“You on honeymoon?” Not exactly. “No, we’re just on holiday.” we replied. Driver beamed a smile as warm as the sun outside. “You like Malaysia?” he asked. “Yes, we love it. It’s a fascinating country.” I enthused. If possible, Driver’s smile widened. He was obviously proud of his homeland. A brief but searching Malaysian Inquisition commenced, covering our itinerary, where we’d been so far and where we were headed next.
“You return to Malaysia one day? Maybe on honeymoon?” Ah, how to answer this one without Monsieur running off for the Cameron Highlands. “Yes, definitely, we’d love to come back.” That satisfied Driver for the moment. Now it was my turn to interrogate. “What’s your favourite food?” I asked. A menu of dishes tripped off Driver’s tongue. “I like pineapple fried rice, sweet and sour chicken with pineapple, seafood with pineapple, Singapore noodles with pineapple, and fresh pineapple.” Wow. My mother likes a good Hawaiian pizza from time to time, but this was pineapple overdrive. The man was in the wrong business. He should be working for Dole in Hawaii.
“Ah, see that place there?” Driver asked, pointing at a humble-looking tented hawker stall with a dozen white plastic table sets surrounding it, “you eat golf balls there. Best golf balls, haha.” He laughed at his own joke, creasing his happy eyes almost closed in mirth. “Hainanese chicken rice balls. I call them golf balls because they look like golf balls.” he chortled. Driver’s humour was infectious. I giggled along with him.
Soon we reached the hotel and removed our bags from the boot. The driver shook our hands warmly. “You each gain six kilo before you leave Malaysia,” he instructed, “or we not welcome you back, haha!”

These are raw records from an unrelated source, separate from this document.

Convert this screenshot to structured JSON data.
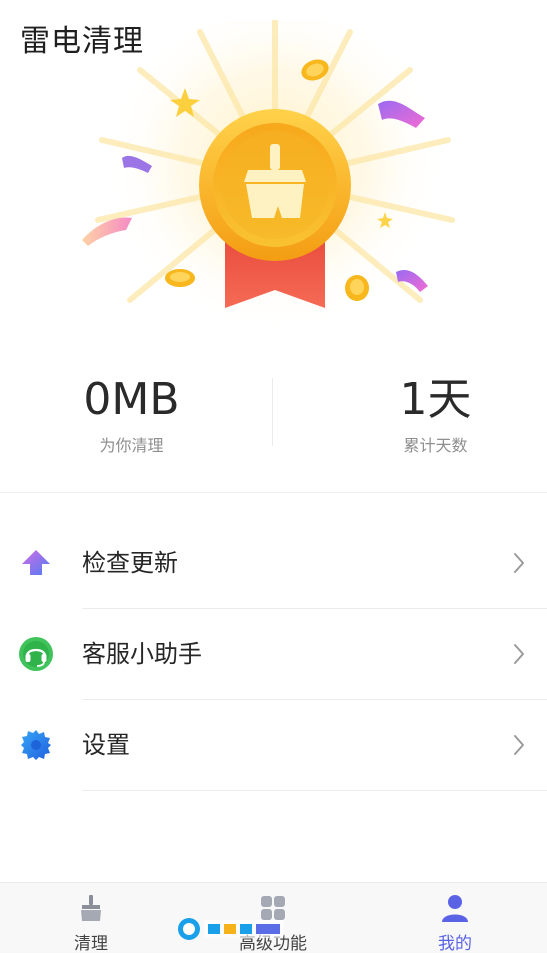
{
  "app": {
    "title": "雷电清理"
  },
  "stats": {
    "cleaned": {
      "value": "0MB",
      "label": "为你清理"
    },
    "days": {
      "value": "1天",
      "label": "累计天数"
    }
  },
  "menu": [
    {
      "label": "检查更新",
      "icon": "upload-arrow-icon"
    },
    {
      "label": "客服小助手",
      "icon": "headset-icon"
    },
    {
      "label": "设置",
      "icon": "gear-icon"
    }
  ],
  "tabs": [
    {
      "label": "清理",
      "icon": "broom-icon",
      "active": false
    },
    {
      "label": "高级功能",
      "icon": "grid-icon",
      "active": false
    },
    {
      "label": "我的",
      "icon": "user-icon",
      "active": true
    }
  ],
  "colors": {
    "accent": "#5a63e6",
    "medal_gold": "#f8b21c",
    "ribbon_red": "#f05a4a",
    "update_icon": "#6b6ff0",
    "service_icon": "#3fc35a",
    "settings_icon": "#2d8cf0"
  }
}
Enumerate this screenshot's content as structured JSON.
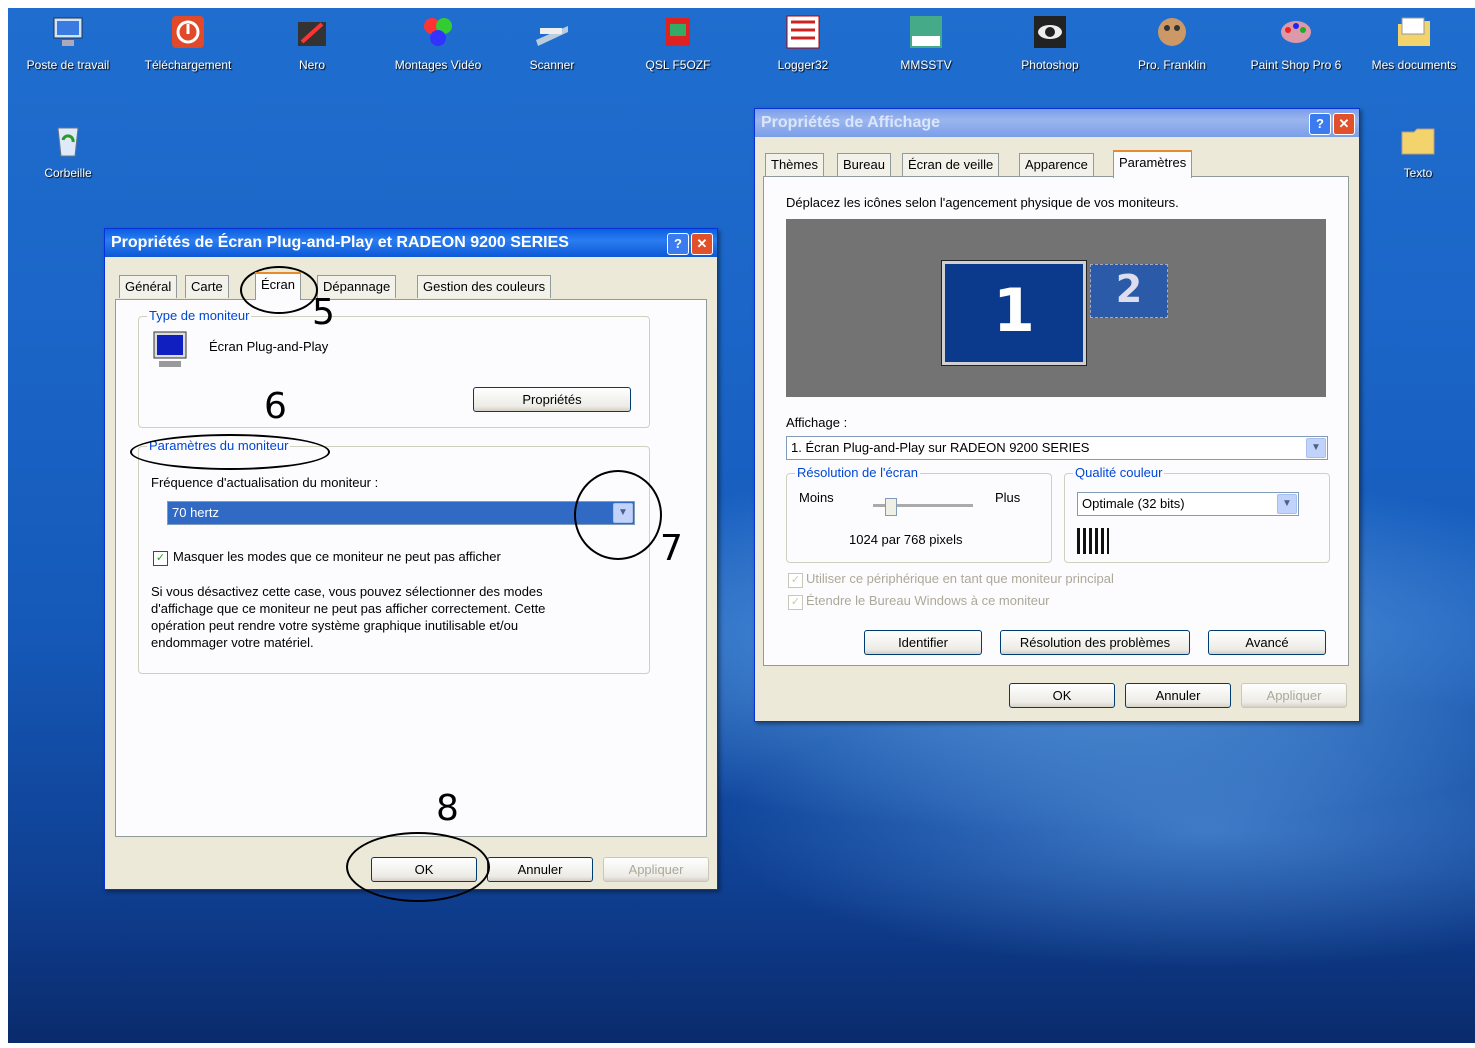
{
  "desktop": {
    "icons": [
      {
        "label": "Poste de travail",
        "icon": "computer-icon"
      },
      {
        "label": "Téléchargement",
        "icon": "download-folder-icon"
      },
      {
        "label": "Nero",
        "icon": "nero-icon"
      },
      {
        "label": "Montages Vidéo",
        "icon": "video-icon"
      },
      {
        "label": "Scanner",
        "icon": "scanner-icon"
      },
      {
        "label": "QSL F5OZF",
        "icon": "qsl-icon"
      },
      {
        "label": "Logger32",
        "icon": "logger-icon"
      },
      {
        "label": "MMSSTV",
        "icon": "sstv-icon"
      },
      {
        "label": "Photoshop",
        "icon": "photoshop-icon"
      },
      {
        "label": "Pro. Franklin",
        "icon": "franklin-icon"
      },
      {
        "label": "Paint Shop Pro 6",
        "icon": "paintshop-icon"
      },
      {
        "label": "Mes documents",
        "icon": "documents-icon"
      },
      {
        "label": "Corbeille",
        "icon": "recycle-bin-icon"
      },
      {
        "label": "Texto",
        "icon": "folder-icon"
      }
    ]
  },
  "left_window": {
    "title": "Propriétés de Écran Plug-and-Play et RADEON 9200 SERIES",
    "help_btn": "?",
    "close_btn": "✕",
    "tabs": [
      "Général",
      "Carte",
      "Écran",
      "Dépannage",
      "Gestion des couleurs"
    ],
    "monitor_type_group": "Type de moniteur",
    "monitor_name": "Écran Plug-and-Play",
    "properties_button": "Propriétés",
    "monitor_settings_group": "Paramètres du moniteur",
    "refresh_label": "Fréquence d'actualisation du moniteur :",
    "refresh_value": "70 hertz",
    "hide_modes_checked": "✓",
    "hide_modes_label": "Masquer les modes que ce moniteur ne peut pas afficher",
    "warning_text": [
      "Si vous désactivez cette case, vous pouvez sélectionner des modes",
      "d'affichage que ce moniteur ne peut pas afficher correctement. Cette",
      "opération peut rendre votre système graphique inutilisable et/ou",
      "endommager votre matériel."
    ],
    "ok_button": "OK",
    "cancel_button": "Annuler",
    "apply_button": "Appliquer"
  },
  "right_window": {
    "title": "Propriétés de Affichage",
    "help_btn": "?",
    "close_btn": "✕",
    "tabs": [
      "Thèmes",
      "Bureau",
      "Écran de veille",
      "Apparence",
      "Paramètres"
    ],
    "instruction": "Déplacez les icônes selon l'agencement physique de vos moniteurs.",
    "monitor1": "1",
    "monitor2": "2",
    "display_label": "Affichage :",
    "display_value": "1. Écran Plug-and-Play sur RADEON 9200 SERIES",
    "resolution_group": "Résolution de l'écran",
    "less_label": "Moins",
    "more_label": "Plus",
    "resolution_value": "1024 par 768 pixels",
    "color_group": "Qualité couleur",
    "color_value": "Optimale (32 bits)",
    "primary_label": "Utiliser ce périphérique en tant que moniteur principal",
    "extend_label": "Étendre le Bureau Windows à ce moniteur",
    "check_mark": "✓",
    "identify_button": "Identifier",
    "troubleshoot_button": "Résolution des problèmes",
    "advanced_button": "Avancé",
    "ok_button": "OK",
    "cancel_button": "Annuler",
    "apply_button": "Appliquer"
  },
  "annotations": {
    "n5": "5",
    "n6": "6",
    "n7": "7",
    "n8": "8"
  },
  "colors": {
    "desktop_blue": "#1a64c6",
    "title_active": "#0a5fe0",
    "tab_highlight": "#e68b2c",
    "selection": "#316ac5",
    "monitor_tile": "#0b3a8c"
  }
}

Even if we did not know it at the time, our gaining weight was not to be a problem.
To read the previous instalment, click here.
To read the next instalment, click here.